Task description ▸
All lines containing the string "http" must be copied from the entries.

Dataset rows for apps and sites

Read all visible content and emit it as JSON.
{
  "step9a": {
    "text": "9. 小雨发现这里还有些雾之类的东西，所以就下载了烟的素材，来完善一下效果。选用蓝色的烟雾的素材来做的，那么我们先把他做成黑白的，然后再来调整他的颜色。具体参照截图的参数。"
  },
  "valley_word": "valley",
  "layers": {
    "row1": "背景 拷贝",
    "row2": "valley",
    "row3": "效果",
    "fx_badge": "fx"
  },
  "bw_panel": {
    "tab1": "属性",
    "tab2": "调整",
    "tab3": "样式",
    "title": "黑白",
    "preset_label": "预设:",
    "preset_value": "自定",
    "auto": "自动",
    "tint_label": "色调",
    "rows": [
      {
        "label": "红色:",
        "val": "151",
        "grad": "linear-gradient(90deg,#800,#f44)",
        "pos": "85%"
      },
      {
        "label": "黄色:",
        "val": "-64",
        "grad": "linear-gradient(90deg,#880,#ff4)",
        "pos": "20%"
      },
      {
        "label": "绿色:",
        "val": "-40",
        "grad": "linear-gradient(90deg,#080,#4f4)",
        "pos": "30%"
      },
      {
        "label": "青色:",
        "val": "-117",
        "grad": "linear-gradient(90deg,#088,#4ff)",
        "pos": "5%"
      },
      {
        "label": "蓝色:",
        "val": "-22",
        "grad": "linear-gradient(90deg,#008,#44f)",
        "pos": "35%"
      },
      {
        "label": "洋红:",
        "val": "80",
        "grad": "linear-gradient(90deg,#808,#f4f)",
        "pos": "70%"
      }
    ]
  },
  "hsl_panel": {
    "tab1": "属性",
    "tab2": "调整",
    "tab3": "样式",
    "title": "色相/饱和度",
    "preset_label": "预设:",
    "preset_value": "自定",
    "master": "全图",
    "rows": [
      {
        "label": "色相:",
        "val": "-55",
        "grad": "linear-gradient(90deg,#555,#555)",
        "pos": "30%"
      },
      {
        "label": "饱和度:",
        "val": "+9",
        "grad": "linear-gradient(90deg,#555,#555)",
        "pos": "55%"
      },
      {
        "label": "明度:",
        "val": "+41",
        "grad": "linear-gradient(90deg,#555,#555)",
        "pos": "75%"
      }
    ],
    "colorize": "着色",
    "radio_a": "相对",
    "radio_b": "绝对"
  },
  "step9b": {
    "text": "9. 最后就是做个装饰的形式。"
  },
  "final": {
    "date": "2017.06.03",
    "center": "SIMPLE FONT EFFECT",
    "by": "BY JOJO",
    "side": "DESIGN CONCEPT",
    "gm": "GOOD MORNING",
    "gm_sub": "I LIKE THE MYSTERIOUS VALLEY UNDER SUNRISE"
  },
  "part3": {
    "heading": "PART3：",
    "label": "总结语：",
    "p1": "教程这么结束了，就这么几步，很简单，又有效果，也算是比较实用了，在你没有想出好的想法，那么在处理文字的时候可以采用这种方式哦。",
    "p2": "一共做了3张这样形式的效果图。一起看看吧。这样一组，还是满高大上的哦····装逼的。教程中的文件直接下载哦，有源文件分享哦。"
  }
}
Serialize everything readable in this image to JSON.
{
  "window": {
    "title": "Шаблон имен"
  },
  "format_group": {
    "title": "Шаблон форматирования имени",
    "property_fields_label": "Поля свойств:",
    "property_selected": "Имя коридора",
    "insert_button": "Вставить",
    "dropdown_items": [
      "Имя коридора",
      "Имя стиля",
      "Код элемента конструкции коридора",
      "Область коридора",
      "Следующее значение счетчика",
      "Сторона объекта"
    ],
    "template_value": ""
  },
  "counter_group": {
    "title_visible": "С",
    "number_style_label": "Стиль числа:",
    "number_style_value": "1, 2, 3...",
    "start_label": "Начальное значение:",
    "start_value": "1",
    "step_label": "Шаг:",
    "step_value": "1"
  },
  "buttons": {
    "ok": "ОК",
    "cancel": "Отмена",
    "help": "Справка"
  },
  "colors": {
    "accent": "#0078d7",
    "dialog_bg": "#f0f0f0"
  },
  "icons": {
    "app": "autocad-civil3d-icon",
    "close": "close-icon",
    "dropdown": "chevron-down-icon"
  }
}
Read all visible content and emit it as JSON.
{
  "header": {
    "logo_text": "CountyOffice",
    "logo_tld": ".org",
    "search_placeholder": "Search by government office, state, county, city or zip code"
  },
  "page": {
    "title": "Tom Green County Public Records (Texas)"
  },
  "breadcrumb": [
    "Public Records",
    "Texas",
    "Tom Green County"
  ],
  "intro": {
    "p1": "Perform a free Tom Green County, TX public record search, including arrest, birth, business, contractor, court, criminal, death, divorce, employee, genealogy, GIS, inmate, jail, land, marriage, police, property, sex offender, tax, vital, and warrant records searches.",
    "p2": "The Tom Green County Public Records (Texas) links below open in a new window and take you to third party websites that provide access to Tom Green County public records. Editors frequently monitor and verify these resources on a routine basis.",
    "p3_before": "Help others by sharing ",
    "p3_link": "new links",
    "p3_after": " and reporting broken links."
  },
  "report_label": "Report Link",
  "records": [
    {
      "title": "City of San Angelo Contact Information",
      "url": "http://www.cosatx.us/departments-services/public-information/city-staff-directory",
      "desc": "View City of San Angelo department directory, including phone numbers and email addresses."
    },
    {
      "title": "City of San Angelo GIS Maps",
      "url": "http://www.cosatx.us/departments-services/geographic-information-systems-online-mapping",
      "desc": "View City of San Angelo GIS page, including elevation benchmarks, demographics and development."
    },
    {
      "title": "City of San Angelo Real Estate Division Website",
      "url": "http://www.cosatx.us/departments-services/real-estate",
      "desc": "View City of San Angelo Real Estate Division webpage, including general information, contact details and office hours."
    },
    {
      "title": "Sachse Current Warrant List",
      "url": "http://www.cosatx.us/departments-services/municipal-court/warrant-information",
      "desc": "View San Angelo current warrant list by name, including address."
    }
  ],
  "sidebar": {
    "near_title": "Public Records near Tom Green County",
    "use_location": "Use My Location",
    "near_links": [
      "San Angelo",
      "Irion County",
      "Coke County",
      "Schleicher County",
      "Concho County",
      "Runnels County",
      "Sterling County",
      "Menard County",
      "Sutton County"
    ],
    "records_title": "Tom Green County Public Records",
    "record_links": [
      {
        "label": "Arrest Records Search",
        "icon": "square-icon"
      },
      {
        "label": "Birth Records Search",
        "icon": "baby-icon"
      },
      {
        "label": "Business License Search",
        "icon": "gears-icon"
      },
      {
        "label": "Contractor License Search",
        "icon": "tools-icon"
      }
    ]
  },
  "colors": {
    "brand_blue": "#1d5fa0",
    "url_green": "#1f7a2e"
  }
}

Answer below ▸
      "url": "http://www.cosatx.us/departments-services/public-information/city-staff-directory",
      "url": "http://www.cosatx.us/departments-services/geographic-information-systems-online-mapping",
      "url": "http://www.cosatx.us/departments-services/real-estate",
      "url": "http://www.cosatx.us/departments-services/municipal-court/warrant-information",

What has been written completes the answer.